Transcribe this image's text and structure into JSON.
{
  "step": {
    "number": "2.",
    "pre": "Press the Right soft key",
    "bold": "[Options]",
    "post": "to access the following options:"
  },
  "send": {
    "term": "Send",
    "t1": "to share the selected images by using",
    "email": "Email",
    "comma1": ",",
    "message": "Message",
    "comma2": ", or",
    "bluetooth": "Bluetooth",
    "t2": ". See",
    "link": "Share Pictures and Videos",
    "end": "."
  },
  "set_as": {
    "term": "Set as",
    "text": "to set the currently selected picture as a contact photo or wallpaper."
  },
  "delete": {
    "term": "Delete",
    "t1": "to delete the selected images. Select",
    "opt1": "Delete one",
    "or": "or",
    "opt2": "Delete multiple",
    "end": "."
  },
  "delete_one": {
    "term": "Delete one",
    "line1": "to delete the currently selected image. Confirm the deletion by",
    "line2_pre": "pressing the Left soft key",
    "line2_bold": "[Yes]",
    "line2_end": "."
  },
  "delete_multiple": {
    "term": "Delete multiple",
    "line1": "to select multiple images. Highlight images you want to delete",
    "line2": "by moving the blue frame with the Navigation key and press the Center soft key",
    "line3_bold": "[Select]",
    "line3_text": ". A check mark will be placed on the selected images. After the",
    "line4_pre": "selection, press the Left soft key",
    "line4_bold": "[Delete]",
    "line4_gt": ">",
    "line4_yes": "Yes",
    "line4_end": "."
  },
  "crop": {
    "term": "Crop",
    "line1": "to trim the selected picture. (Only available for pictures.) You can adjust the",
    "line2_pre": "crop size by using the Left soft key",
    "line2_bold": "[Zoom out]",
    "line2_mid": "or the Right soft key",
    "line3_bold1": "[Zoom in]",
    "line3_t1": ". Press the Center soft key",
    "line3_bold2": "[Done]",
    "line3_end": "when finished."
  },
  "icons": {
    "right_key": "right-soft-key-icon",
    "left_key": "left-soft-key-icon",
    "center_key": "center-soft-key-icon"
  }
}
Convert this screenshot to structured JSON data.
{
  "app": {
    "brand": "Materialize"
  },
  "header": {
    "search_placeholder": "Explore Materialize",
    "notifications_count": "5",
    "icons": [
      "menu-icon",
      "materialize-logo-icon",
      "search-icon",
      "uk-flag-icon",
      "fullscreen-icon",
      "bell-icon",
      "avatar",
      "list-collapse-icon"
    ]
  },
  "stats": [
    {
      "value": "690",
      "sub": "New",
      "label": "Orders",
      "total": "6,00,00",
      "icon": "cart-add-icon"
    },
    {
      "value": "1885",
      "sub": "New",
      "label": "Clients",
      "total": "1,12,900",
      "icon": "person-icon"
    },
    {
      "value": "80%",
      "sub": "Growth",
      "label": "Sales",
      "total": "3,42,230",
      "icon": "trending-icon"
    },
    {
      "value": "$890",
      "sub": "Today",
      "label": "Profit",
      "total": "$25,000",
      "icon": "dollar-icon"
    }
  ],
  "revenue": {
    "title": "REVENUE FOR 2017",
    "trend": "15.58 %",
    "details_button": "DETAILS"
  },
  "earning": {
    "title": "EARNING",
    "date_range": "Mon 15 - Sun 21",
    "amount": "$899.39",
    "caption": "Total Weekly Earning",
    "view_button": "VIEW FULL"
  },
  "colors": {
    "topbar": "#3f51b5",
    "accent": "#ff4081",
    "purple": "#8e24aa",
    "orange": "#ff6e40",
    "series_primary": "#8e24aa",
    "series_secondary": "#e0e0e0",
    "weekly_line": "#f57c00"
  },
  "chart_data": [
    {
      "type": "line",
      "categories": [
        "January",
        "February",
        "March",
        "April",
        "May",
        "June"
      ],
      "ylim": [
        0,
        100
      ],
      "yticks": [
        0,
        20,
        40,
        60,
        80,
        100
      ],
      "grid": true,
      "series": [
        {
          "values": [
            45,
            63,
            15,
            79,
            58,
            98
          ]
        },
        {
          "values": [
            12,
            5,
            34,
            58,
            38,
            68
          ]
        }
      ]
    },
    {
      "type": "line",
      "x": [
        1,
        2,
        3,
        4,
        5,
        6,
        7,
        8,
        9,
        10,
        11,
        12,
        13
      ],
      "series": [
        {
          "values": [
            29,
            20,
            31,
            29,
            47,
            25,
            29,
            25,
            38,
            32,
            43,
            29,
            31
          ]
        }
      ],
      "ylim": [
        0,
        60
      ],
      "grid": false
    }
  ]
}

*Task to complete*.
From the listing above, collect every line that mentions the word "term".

*Problem solution*.
    "term": "Send",
    "term": "Set as",
    "term": "Delete",
    "term": "Delete one",
    "term": "Delete multiple",
    "term": "Crop",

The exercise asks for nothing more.